◆ WORK ITEM:
Reproduce exactly the lines from the one containing "Serialize everything readable" through the end of the listing, minus the pictures.

•••••

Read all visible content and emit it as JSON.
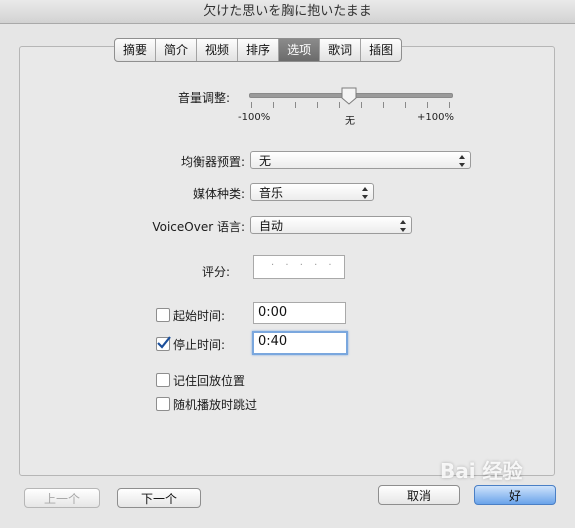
{
  "window": {
    "title": "欠けた思いを胸に抱いたまま"
  },
  "tabs": [
    {
      "label": "摘要",
      "active": false
    },
    {
      "label": "简介",
      "active": false
    },
    {
      "label": "视频",
      "active": false
    },
    {
      "label": "排序",
      "active": false
    },
    {
      "label": "选项",
      "active": true
    },
    {
      "label": "歌词",
      "active": false
    },
    {
      "label": "插图",
      "active": false
    }
  ],
  "volume": {
    "label": "音量调整:",
    "min_label": "-100%",
    "mid_label": "无",
    "max_label": "+100%",
    "value_percent": 0
  },
  "equalizer": {
    "label": "均衡器预置:",
    "value": "无"
  },
  "media_kind": {
    "label": "媒体种类:",
    "value": "音乐"
  },
  "voiceover": {
    "label": "VoiceOver 语言:",
    "value": "自动"
  },
  "rating": {
    "label": "评分:",
    "stars": 0,
    "placeholder": "· · · · ·"
  },
  "start_time": {
    "label": "起始时间:",
    "value": "0:00",
    "checked": false
  },
  "stop_time": {
    "label": "停止时间:",
    "value": "0:40",
    "checked": true
  },
  "remember_position": {
    "label": "记住回放位置",
    "checked": false
  },
  "skip_shuffle": {
    "label": "随机播放时跳过",
    "checked": false
  },
  "buttons": {
    "prev": "上一个",
    "next": "下一个",
    "cancel": "取消",
    "ok": "好"
  },
  "watermark": {
    "text": "Bai 经验"
  },
  "colors": {
    "active_tab": "#7a7a7a",
    "default_button": "#6aa3ea",
    "focus_ring": "#7aa7de"
  }
}
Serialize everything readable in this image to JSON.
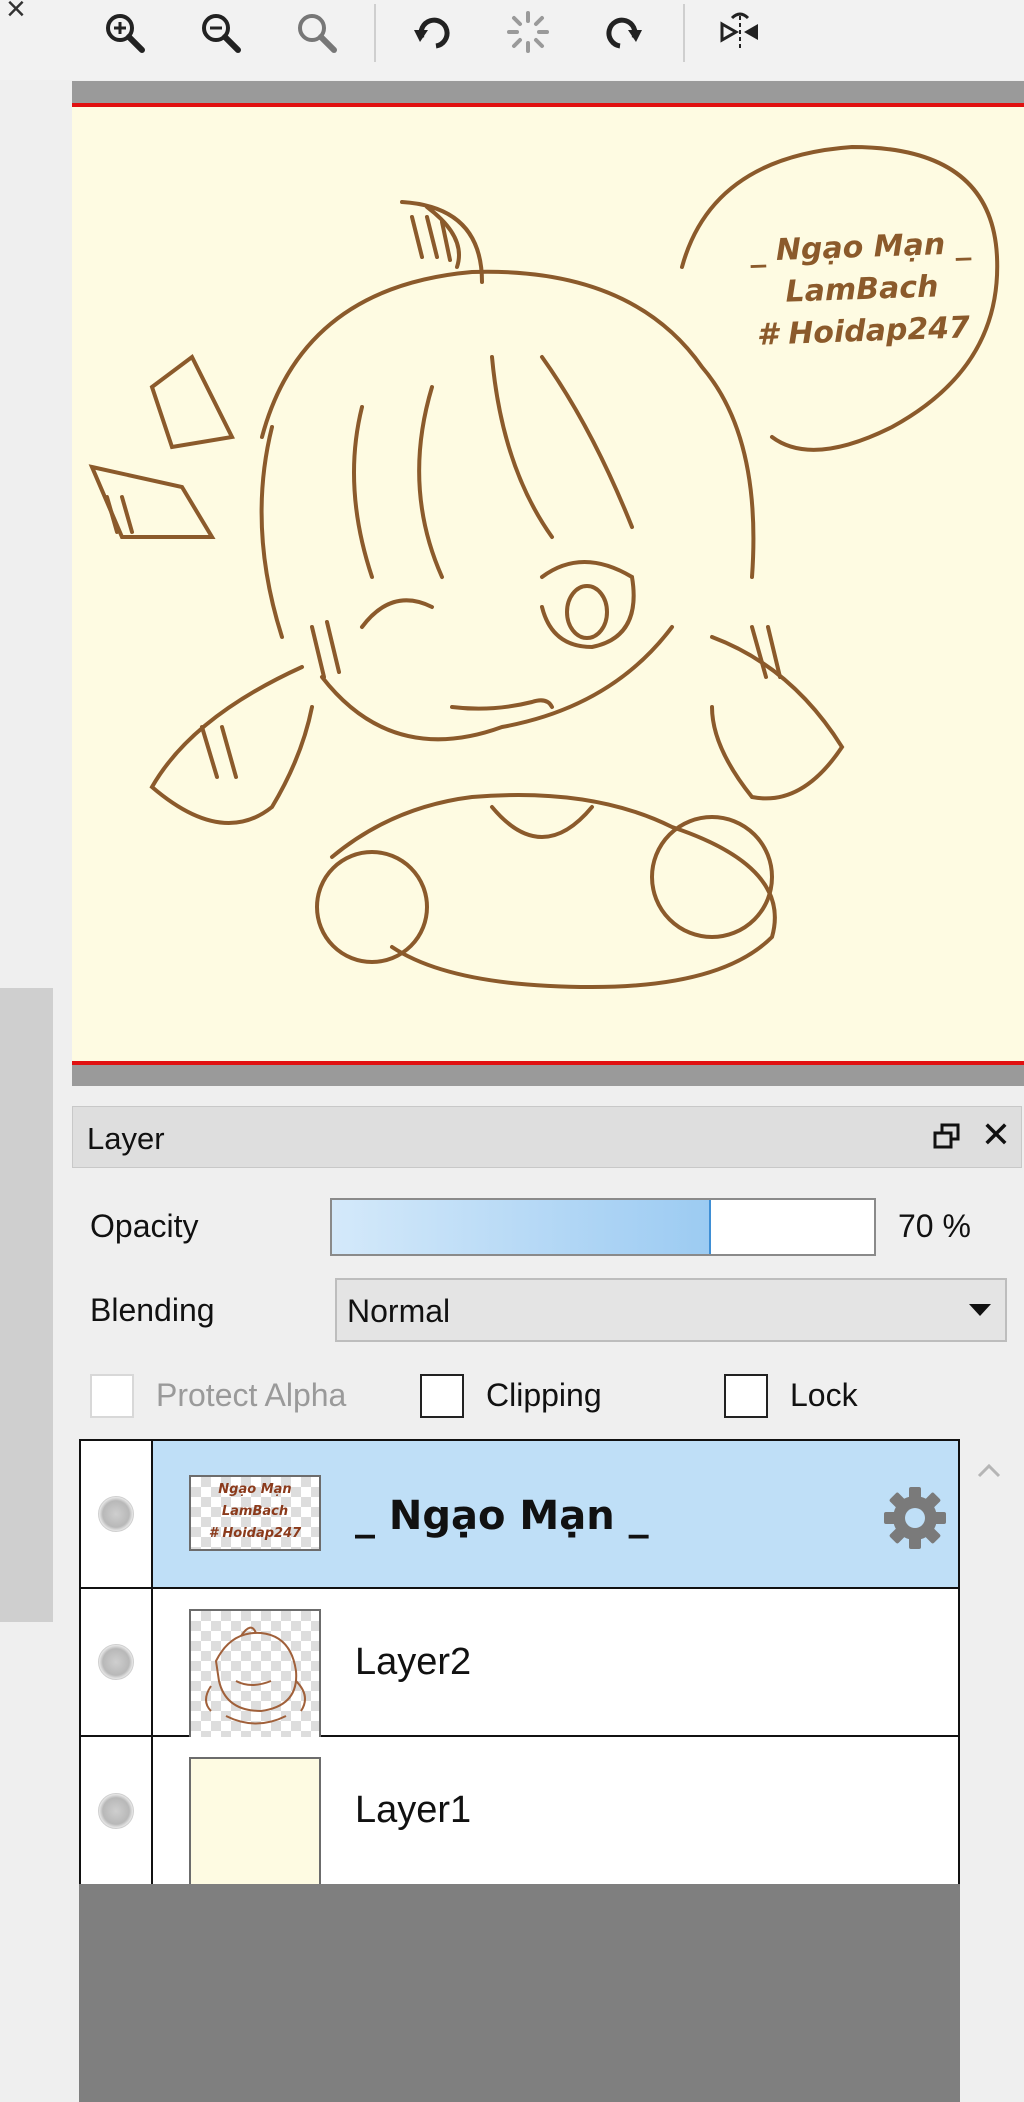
{
  "toolbar": {
    "tools": [
      {
        "icon": "zoom-in-icon"
      },
      {
        "icon": "zoom-out-icon"
      },
      {
        "icon": "zoom-reset-icon"
      },
      {
        "icon": "rotate-left-icon"
      },
      {
        "icon": "rotate-reset-icon"
      },
      {
        "icon": "rotate-right-icon"
      },
      {
        "icon": "flip-horizontal-icon"
      }
    ]
  },
  "canvas": {
    "bubble_lines": [
      "_ Ngạo Mạn _",
      "LamBach",
      "# Hoidap247"
    ],
    "paper_color": "#fefbe2",
    "ink_color": "#8b5a2b"
  },
  "layer_panel": {
    "title": "Layer",
    "opacity_label": "Opacity",
    "opacity_value": 0.7,
    "opacity_text": "70 %",
    "blending_label": "Blending",
    "blending_value": "Normal",
    "protect_alpha_label": "Protect Alpha",
    "clipping_label": "Clipping",
    "lock_label": "Lock",
    "layers": [
      {
        "name": "_ Ngạo Mạn _",
        "selected": true,
        "thumb_text": [
          "Ngạo Mạn",
          "LamBach",
          "# Hoidap247"
        ]
      },
      {
        "name": "Layer2",
        "selected": false
      },
      {
        "name": "Layer1",
        "selected": false
      }
    ],
    "selection_color": "#bfdff7"
  }
}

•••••

◆ SOLUTION FOR THIS PROBLEM:
Serialize everything readable in this image to JSON.
{
  "toolbar": {
    "tools": [
      {
        "icon": "zoom-in-icon"
      },
      {
        "icon": "zoom-out-icon"
      },
      {
        "icon": "zoom-reset-icon"
      },
      {
        "icon": "rotate-left-icon"
      },
      {
        "icon": "rotate-reset-icon"
      },
      {
        "icon": "rotate-right-icon"
      },
      {
        "icon": "flip-horizontal-icon"
      }
    ]
  },
  "canvas": {
    "bubble_lines": [
      "_ Ngạo Mạn _",
      "LamBach",
      "# Hoidap247"
    ],
    "paper_color": "#fefbe2",
    "ink_color": "#8b5a2b"
  },
  "layer_panel": {
    "title": "Layer",
    "opacity_label": "Opacity",
    "opacity_value": 0.7,
    "opacity_text": "70 %",
    "blending_label": "Blending",
    "blending_value": "Normal",
    "protect_alpha_label": "Protect Alpha",
    "clipping_label": "Clipping",
    "lock_label": "Lock",
    "layers": [
      {
        "name": "_ Ngạo Mạn _",
        "selected": true,
        "thumb_text": [
          "Ngạo Mạn",
          "LamBach",
          "# Hoidap247"
        ]
      },
      {
        "name": "Layer2",
        "selected": false
      },
      {
        "name": "Layer1",
        "selected": false
      }
    ],
    "selection_color": "#bfdff7"
  }
}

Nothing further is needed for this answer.